  1. Start Early: Encourage curiosity from a young age by reading books that prompt exploration of life's mysteries.
  2. Follow Their Lead: Pay attention to the questions and interests of the child, and tailor discussions to their level of understanding.
  3. Be Honest: Provide age-appropriate information and answers, but don't shy away from difficult topics. Children appreciate honesty and authenticity.
  4. Encourage Critical Thinking: Foster critical thinking skills by asking open-ended questions and encouraging children to express their thoughts and opinions.
  5. Provide Reassurance: Offer comfort and reassurance when discussing challenging topics like death or uncertainty about the future.


Children's literature serves as a powerful tool for exploring existential themes and guiding discussions about life's big questions with children.
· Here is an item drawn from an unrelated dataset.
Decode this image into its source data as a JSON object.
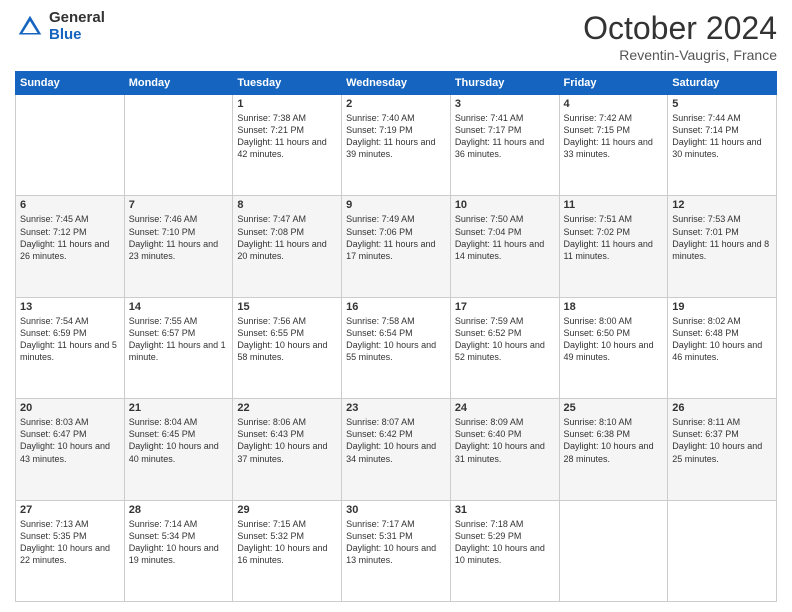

By embracing curiosity, fostering empathy, and encouraging critical thinking, we can help nurture a generation of young philosophers who approach life with wonder and resilience. As caregivers and educators, let's embark on this journey of exploration alongside the children in our lives, sparking their curiosity and guiding them toward a deeper understanding of the meaning of life.

"Set sail on an odyssey of discovery with 'Sprout'!

This story is a captivating tale that transcends generations and ignites the imagination. Follow Woodsprout, a young protagonist who inherits a treasure beyond measure—an intricately handcrafted book that serves as a gateway to profound insights and existential musings. Journey alongside Sprout as he navigates a world brimming with vibrant characters and illuminating encounters, each page unfolding a lesson of significance: the pursuit of knowledge, the quest for truth, and the embrace of goodness.

'Sprout' isn't merely a story; it's an invitation to embark on a philosophical adventure, to delve into life's big questions with wonder and curiosity. With every turn of the page, readers are invited to contemplate their place in the universe, to ponder the mysteries of existence, and to discover the true meaning of life.

Let 'Sprout' accompany you and the young minds in your life on this enriching journey. Immerse yourselves in a narrative that sparks curiosity, inspires truth, and nurtures goodness. Purchase your copy today and gift the timeless gift of wisdom—an experience that resonates long after the final page is turned."